- Problem statement: The entries are to be duplicated exactly, though any picture in them must be omitted.

Dataset records:
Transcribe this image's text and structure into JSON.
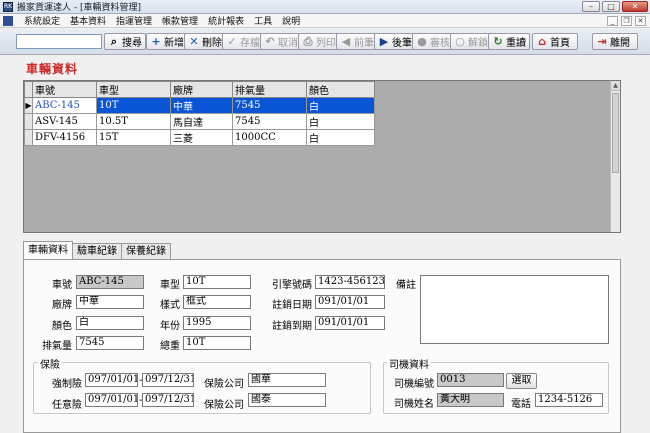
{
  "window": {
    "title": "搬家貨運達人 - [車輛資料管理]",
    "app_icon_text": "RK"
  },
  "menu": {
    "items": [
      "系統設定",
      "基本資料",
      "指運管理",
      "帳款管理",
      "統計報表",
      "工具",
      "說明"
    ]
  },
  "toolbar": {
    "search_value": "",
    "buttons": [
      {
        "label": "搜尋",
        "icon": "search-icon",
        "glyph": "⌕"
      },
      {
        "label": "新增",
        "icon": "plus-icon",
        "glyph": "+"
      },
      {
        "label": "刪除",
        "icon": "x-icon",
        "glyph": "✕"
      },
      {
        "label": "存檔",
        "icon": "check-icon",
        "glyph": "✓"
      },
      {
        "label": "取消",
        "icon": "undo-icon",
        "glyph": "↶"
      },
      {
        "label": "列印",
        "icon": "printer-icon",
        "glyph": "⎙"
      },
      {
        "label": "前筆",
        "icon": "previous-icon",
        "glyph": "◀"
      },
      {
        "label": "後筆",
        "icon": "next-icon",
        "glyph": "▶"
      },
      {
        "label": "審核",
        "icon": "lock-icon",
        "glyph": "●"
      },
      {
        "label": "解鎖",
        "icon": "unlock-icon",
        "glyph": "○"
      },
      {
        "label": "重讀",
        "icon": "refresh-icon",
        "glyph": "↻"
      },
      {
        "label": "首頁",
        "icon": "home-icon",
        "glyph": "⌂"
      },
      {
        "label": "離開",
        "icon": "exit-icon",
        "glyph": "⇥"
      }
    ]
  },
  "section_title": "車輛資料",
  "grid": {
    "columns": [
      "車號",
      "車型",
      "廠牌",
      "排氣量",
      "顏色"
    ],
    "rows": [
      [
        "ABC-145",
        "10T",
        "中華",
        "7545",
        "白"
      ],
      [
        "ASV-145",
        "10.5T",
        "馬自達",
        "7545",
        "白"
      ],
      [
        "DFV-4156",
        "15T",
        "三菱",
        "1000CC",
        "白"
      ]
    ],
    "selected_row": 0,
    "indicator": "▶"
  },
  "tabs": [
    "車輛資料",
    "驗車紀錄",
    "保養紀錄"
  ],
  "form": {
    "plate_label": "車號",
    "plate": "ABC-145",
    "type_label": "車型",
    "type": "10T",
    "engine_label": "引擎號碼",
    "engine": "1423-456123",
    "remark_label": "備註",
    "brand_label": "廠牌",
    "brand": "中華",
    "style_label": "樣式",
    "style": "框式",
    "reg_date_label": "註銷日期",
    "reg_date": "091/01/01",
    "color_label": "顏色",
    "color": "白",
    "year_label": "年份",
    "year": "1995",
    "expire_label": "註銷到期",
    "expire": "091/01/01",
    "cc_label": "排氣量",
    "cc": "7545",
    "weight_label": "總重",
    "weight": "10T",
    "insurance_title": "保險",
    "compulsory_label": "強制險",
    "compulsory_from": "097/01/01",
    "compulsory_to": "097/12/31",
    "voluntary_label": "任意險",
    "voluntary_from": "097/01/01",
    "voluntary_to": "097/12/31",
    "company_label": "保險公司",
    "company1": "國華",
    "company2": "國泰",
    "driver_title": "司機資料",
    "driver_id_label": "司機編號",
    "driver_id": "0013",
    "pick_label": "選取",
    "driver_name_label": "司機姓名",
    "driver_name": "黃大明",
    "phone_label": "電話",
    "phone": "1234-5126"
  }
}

- Output for this exercise:
Transcribe this image's text and structure into JSON.
{
  "window": {
    "title": "搬家貨運達人 - [車輛資料管理]",
    "app_icon_text": "RK"
  },
  "menu": {
    "items": [
      "系統設定",
      "基本資料",
      "指運管理",
      "帳款管理",
      "統計報表",
      "工具",
      "說明"
    ]
  },
  "toolbar": {
    "search_value": "",
    "buttons": [
      {
        "label": "搜尋",
        "icon": "search-icon",
        "glyph": "⌕"
      },
      {
        "label": "新增",
        "icon": "plus-icon",
        "glyph": "+"
      },
      {
        "label": "刪除",
        "icon": "x-icon",
        "glyph": "✕"
      },
      {
        "label": "存檔",
        "icon": "check-icon",
        "glyph": "✓"
      },
      {
        "label": "取消",
        "icon": "undo-icon",
        "glyph": "↶"
      },
      {
        "label": "列印",
        "icon": "printer-icon",
        "glyph": "⎙"
      },
      {
        "label": "前筆",
        "icon": "previous-icon",
        "glyph": "◀"
      },
      {
        "label": "後筆",
        "icon": "next-icon",
        "glyph": "▶"
      },
      {
        "label": "審核",
        "icon": "lock-icon",
        "glyph": "●"
      },
      {
        "label": "解鎖",
        "icon": "unlock-icon",
        "glyph": "○"
      },
      {
        "label": "重讀",
        "icon": "refresh-icon",
        "glyph": "↻"
      },
      {
        "label": "首頁",
        "icon": "home-icon",
        "glyph": "⌂"
      },
      {
        "label": "離開",
        "icon": "exit-icon",
        "glyph": "⇥"
      }
    ]
  },
  "section_title": "車輛資料",
  "grid": {
    "columns": [
      "車號",
      "車型",
      "廠牌",
      "排氣量",
      "顏色"
    ],
    "rows": [
      [
        "ABC-145",
        "10T",
        "中華",
        "7545",
        "白"
      ],
      [
        "ASV-145",
        "10.5T",
        "馬自達",
        "7545",
        "白"
      ],
      [
        "DFV-4156",
        "15T",
        "三菱",
        "1000CC",
        "白"
      ]
    ],
    "selected_row": 0,
    "indicator": "▶"
  },
  "tabs": [
    "車輛資料",
    "驗車紀錄",
    "保養紀錄"
  ],
  "form": {
    "plate_label": "車號",
    "plate": "ABC-145",
    "type_label": "車型",
    "type": "10T",
    "engine_label": "引擎號碼",
    "engine": "1423-456123",
    "remark_label": "備註",
    "brand_label": "廠牌",
    "brand": "中華",
    "style_label": "樣式",
    "style": "框式",
    "reg_date_label": "註銷日期",
    "reg_date": "091/01/01",
    "color_label": "顏色",
    "color": "白",
    "year_label": "年份",
    "year": "1995",
    "expire_label": "註銷到期",
    "expire": "091/01/01",
    "cc_label": "排氣量",
    "cc": "7545",
    "weight_label": "總重",
    "weight": "10T",
    "insurance_title": "保險",
    "compulsory_label": "強制險",
    "compulsory_from": "097/01/01",
    "compulsory_to": "097/12/31",
    "voluntary_label": "任意險",
    "voluntary_from": "097/01/01",
    "voluntary_to": "097/12/31",
    "company_label": "保險公司",
    "company1": "國華",
    "company2": "國泰",
    "driver_title": "司機資料",
    "driver_id_label": "司機編號",
    "driver_id": "0013",
    "pick_label": "選取",
    "driver_name_label": "司機姓名",
    "driver_name": "黃大明",
    "phone_label": "電話",
    "phone": "1234-5126"
  }
}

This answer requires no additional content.